When buying eggplant, choose fruit that have a nice glossy shine, and avoid ones with dull color – these will be overripe and bitter.
Eggplant is a good source of Vitamins A, C and B complex, and potassium.
Eggplant contains about 30 calories per cup.
SELECTION – Look for a symmetrical eggplant with smooth, uniformly colored skin. Tan patches, scars, or bruises indicate decay. Also avoid eggplants with wrinkled or flabby-looking skin. Oversized purple eggplants, usually over 6 inches in diameter, may be tough and bitter.
When you press gently on an eggplant, the finger mark will disappear quickly if the eggplant is fresh. Eggplant should feel heavy; one that feels light for its size may not have a good flavor. The stem and cap should be bright green.

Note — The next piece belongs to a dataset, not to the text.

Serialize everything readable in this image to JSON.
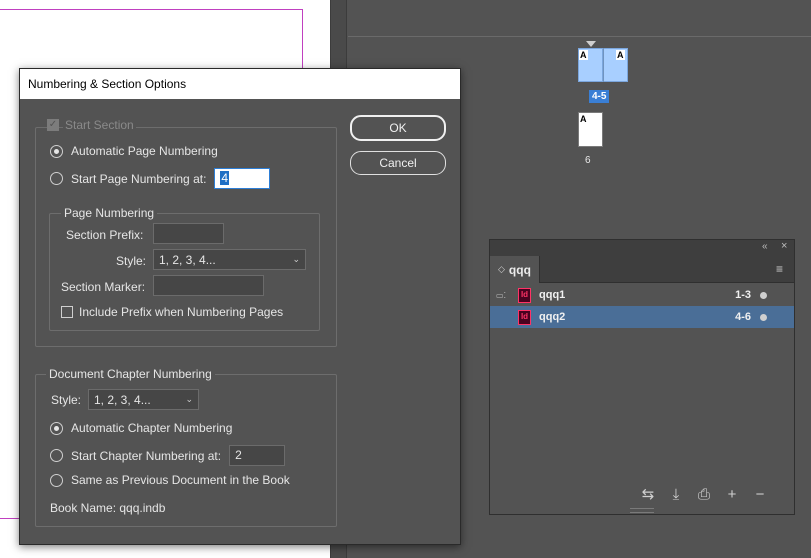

STORAGE – Both cold and warm temperatures can damage eggplant. It is best to store eggplant uncut and unwashed in a plastic bag in the cooler section of the refrigerator. Do not force the eggplant into the crisper if it is too big, as this will bruise the vegetable. Eggplant may be blanched or steamed then frozen for up to 6 months.
PREPARATION – Wash the eggplant just before using it, and cut off the cap and stem. Use a stainless steel knife because carbon blades will discolor the eggplant. Eggplant should not be eaten raw. Eggplant may be cooked with or without its skin. However, large eggplant and most white varieties have thick, tough skin and should be peeled prior to cooking with a vegetable peeler.
Unlike many vegetables, eggplant is not harmed by long cooking. An undercooked eggplant can have a chewy texture; but overcooked eggplant is just very soft. Do not cook in an aluminum pot because the eggplant will become discolored.
Spices that enhance its flavor include allspice, basil, bay leaves, garlic, chili powder, oregano, sage, thyme, marjoram, and parsley. Eggplant is most often paired with tomatoes or onions.
BAKING: To bake a whole eggplant, pierce the skin with a fork several times, and cook it at 400 degrees for 30 to 40 minutes. Baking whole eggplants produces a soft flesh that is easy to mash or puree.
BROILING: Cut the eggplant into thick lengthwise slices, and score them lightly with a sharp knife. Place the slices on a broiler pan or grill; brush them lightly with oil. Broil about 5 inches from the heat, and turn slices when they begin to brown. Eggplant should be cooked for approximately 5 minutes per side.
Eggplant may also be MICROWAVED whole, cubed, or sliced. Cooking times vary from 6 to 8 minutes for a whole eggplant to 3 or 4 minutes for a pound of cubed eggplant.
STEWED EGGPLANT is called ratatouille. For this dish, eggplant may be stewed alone, or with other vegetables. Simmer, covered with a liquid such as tomato juice, until the eggplant is tender. The cooking time is usually 20 to 25 minutes.